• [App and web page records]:
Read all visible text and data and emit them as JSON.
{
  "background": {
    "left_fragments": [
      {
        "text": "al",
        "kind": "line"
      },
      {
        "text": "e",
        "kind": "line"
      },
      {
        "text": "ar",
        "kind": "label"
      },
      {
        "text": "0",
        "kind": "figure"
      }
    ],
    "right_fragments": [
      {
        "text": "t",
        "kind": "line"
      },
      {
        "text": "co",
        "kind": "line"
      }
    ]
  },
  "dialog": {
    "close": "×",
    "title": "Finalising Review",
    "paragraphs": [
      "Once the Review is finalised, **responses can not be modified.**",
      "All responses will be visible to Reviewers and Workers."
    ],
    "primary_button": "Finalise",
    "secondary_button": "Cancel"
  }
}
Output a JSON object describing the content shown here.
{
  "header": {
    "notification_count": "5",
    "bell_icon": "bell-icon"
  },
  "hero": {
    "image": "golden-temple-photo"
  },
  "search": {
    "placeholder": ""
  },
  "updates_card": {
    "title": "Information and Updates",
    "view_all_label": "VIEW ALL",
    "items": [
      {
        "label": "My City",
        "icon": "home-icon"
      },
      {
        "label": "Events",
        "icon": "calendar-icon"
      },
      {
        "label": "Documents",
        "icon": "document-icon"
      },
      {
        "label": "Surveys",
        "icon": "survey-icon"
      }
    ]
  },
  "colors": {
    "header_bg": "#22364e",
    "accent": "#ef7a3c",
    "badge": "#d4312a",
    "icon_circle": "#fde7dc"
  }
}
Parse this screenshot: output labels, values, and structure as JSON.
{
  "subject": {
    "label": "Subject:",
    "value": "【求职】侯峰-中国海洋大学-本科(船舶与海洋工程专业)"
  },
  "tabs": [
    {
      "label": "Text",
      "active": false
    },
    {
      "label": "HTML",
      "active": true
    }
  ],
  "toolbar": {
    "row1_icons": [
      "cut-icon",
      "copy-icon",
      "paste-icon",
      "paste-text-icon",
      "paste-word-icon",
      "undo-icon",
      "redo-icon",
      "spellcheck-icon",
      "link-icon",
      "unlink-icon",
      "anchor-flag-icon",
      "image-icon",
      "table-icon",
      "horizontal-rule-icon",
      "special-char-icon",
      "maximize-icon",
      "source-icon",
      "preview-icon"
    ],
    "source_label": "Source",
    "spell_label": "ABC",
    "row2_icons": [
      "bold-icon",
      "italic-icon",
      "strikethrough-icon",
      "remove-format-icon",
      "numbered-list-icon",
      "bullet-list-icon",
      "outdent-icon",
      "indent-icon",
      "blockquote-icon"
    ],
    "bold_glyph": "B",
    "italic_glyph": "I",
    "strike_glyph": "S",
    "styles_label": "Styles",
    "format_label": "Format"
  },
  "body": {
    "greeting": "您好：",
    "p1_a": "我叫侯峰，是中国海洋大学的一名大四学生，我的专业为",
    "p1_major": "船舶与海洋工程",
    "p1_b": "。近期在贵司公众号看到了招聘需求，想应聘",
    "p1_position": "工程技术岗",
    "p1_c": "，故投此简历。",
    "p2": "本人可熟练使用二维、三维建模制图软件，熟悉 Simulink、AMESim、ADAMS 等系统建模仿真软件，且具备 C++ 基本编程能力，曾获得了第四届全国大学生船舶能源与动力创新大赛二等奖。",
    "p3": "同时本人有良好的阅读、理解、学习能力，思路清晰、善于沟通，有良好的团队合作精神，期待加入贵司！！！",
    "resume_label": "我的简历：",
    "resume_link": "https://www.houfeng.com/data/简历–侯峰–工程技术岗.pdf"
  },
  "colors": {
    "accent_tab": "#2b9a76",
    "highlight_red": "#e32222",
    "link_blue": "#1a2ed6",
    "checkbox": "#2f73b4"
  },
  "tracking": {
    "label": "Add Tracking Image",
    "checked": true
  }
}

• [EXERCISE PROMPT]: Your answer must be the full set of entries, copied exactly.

• [OUTPUT]:
Read all visible text and data and emit them as JSON.
{
  "background": {
    "left_fragments": [
      {
        "text": "al",
        "kind": "line"
      },
      {
        "text": "e",
        "kind": "line"
      },
      {
        "text": "ar",
        "kind": "label"
      },
      {
        "text": "0",
        "kind": "figure"
      }
    ],
    "right_fragments": [
      {
        "text": "t",
        "kind": "line"
      },
      {
        "text": "co",
        "kind": "line"
      }
    ]
  },
  "dialog": {
    "close": "×",
    "title": "Finalising Review",
    "paragraphs": [
      "Once the Review is finalised, **responses can not be modified.**",
      "All responses will be visible to Reviewers and Workers."
    ],
    "primary_button": "Finalise",
    "secondary_button": "Cancel"
  }
}
Output a JSON object describing the content shown here.
{
  "header": {
    "notification_count": "5",
    "bell_icon": "bell-icon"
  },
  "hero": {
    "image": "golden-temple-photo"
  },
  "search": {
    "placeholder": ""
  },
  "updates_card": {
    "title": "Information and Updates",
    "view_all_label": "VIEW ALL",
    "items": [
      {
        "label": "My City",
        "icon": "home-icon"
      },
      {
        "label": "Events",
        "icon": "calendar-icon"
      },
      {
        "label": "Documents",
        "icon": "document-icon"
      },
      {
        "label": "Surveys",
        "icon": "survey-icon"
      }
    ]
  },
  "colors": {
    "header_bg": "#22364e",
    "accent": "#ef7a3c",
    "badge": "#d4312a",
    "icon_circle": "#fde7dc"
  }
}
Parse this screenshot: output labels, values, and structure as JSON.
{
  "subject": {
    "label": "Subject:",
    "value": "【求职】侯峰-中国海洋大学-本科(船舶与海洋工程专业)"
  },
  "tabs": [
    {
      "label": "Text",
      "active": false
    },
    {
      "label": "HTML",
      "active": true
    }
  ],
  "toolbar": {
    "row1_icons": [
      "cut-icon",
      "copy-icon",
      "paste-icon",
      "paste-text-icon",
      "paste-word-icon",
      "undo-icon",
      "redo-icon",
      "spellcheck-icon",
      "link-icon",
      "unlink-icon",
      "anchor-flag-icon",
      "image-icon",
      "table-icon",
      "horizontal-rule-icon",
      "special-char-icon",
      "maximize-icon",
      "source-icon",
      "preview-icon"
    ],
    "source_label": "Source",
    "spell_label": "ABC",
    "row2_icons": [
      "bold-icon",
      "italic-icon",
      "strikethrough-icon",
      "remove-format-icon",
      "numbered-list-icon",
      "bullet-list-icon",
      "outdent-icon",
      "indent-icon",
      "blockquote-icon"
    ],
    "bold_glyph": "B",
    "italic_glyph": "I",
    "strike_glyph": "S",
    "styles_label": "Styles",
    "format_label": "Format"
  },
  "body": {
    "greeting": "您好：",
    "p1_a": "我叫侯峰，是中国海洋大学的一名大四学生，我的专业为",
    "p1_major": "船舶与海洋工程",
    "p1_b": "。近期在贵司公众号看到了招聘需求，想应聘",
    "p1_position": "工程技术岗",
    "p1_c": "，故投此简历。",
    "p2": "本人可熟练使用二维、三维建模制图软件，熟悉 Simulink、AMESim、ADAMS 等系统建模仿真软件，且具备 C++ 基本编程能力，曾获得了第四届全国大学生船舶能源与动力创新大赛二等奖。",
    "p3": "同时本人有良好的阅读、理解、学习能力，思路清晰、善于沟通，有良好的团队合作精神，期待加入贵司！！！",
    "resume_label": "我的简历：",
    "resume_link": "https://www.houfeng.com/data/简历–侯峰–工程技术岗.pdf"
  },
  "colors": {
    "accent_tab": "#2b9a76",
    "highlight_red": "#e32222",
    "link_blue": "#1a2ed6",
    "checkbox": "#2f73b4"
  },
  "tracking": {
    "label": "Add Tracking Image",
    "checked": true
  }
}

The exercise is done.